<<<<
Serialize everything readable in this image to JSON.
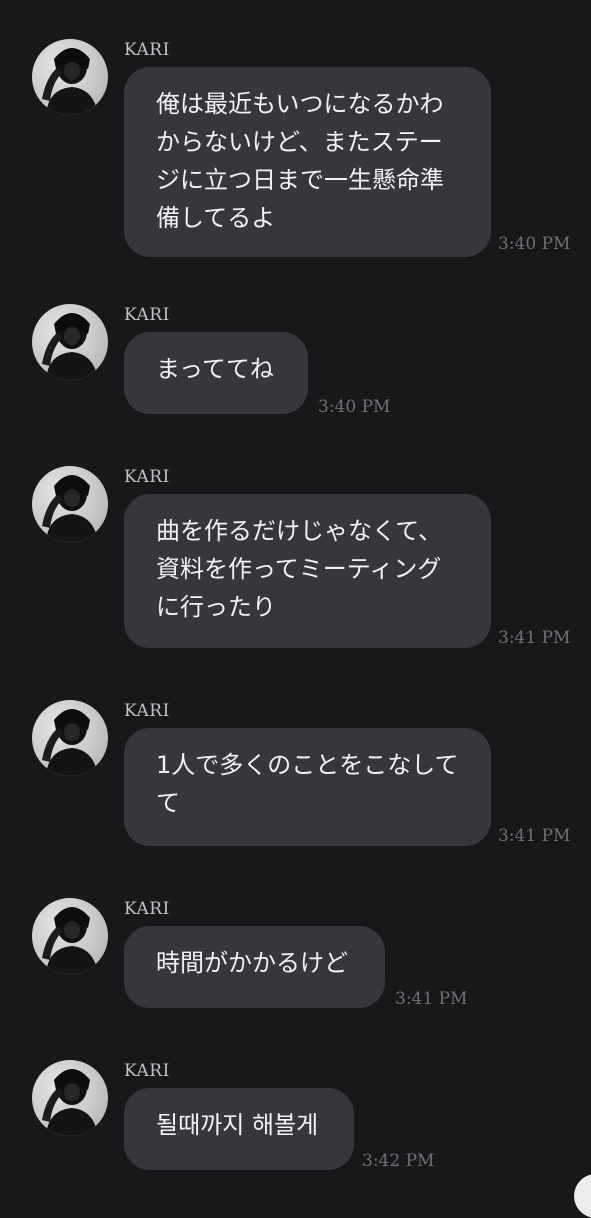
{
  "messages": [
    {
      "sender": "KARI",
      "text": "俺は最近もいつになるかわからないけど、またステージに立つ日まで一生懸命準備してるよ",
      "time": "3:40 PM"
    },
    {
      "sender": "KARI",
      "text": "まっててね",
      "time": "3:40 PM"
    },
    {
      "sender": "KARI",
      "text": "曲を作るだけじゃなくて、資料を作ってミーティングに行ったり",
      "time": "3:41 PM"
    },
    {
      "sender": "KARI",
      "text": "1人で多くのことをこなしてて",
      "time": "3:41 PM"
    },
    {
      "sender": "KARI",
      "text": "時間がかかるけど",
      "time": "3:41 PM"
    },
    {
      "sender": "KARI",
      "text": "될때까지 해볼게",
      "time": "3:42 PM"
    }
  ],
  "colors": {
    "background": "#18181b",
    "bubble": "#36373d",
    "message_text": "#f2f2f4",
    "sender_text": "#c2c2c6",
    "timestamp_text": "#6f6f74"
  },
  "icons": {
    "avatar": "profile-photo-avatar",
    "scroll_button": "scroll-down-button"
  }
}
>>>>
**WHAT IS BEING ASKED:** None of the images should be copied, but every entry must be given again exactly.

**PROBLEM SOLUTION:**
Serialize everything readable in this image to JSON.
{
  "messages": [
    {
      "sender": "KARI",
      "text": "俺は最近もいつになるかわからないけど、またステージに立つ日まで一生懸命準備してるよ",
      "time": "3:40 PM"
    },
    {
      "sender": "KARI",
      "text": "まっててね",
      "time": "3:40 PM"
    },
    {
      "sender": "KARI",
      "text": "曲を作るだけじゃなくて、資料を作ってミーティングに行ったり",
      "time": "3:41 PM"
    },
    {
      "sender": "KARI",
      "text": "1人で多くのことをこなしてて",
      "time": "3:41 PM"
    },
    {
      "sender": "KARI",
      "text": "時間がかかるけど",
      "time": "3:41 PM"
    },
    {
      "sender": "KARI",
      "text": "될때까지 해볼게",
      "time": "3:42 PM"
    }
  ],
  "colors": {
    "background": "#18181b",
    "bubble": "#36373d",
    "message_text": "#f2f2f4",
    "sender_text": "#c2c2c6",
    "timestamp_text": "#6f6f74"
  },
  "icons": {
    "avatar": "profile-photo-avatar",
    "scroll_button": "scroll-down-button"
  }
}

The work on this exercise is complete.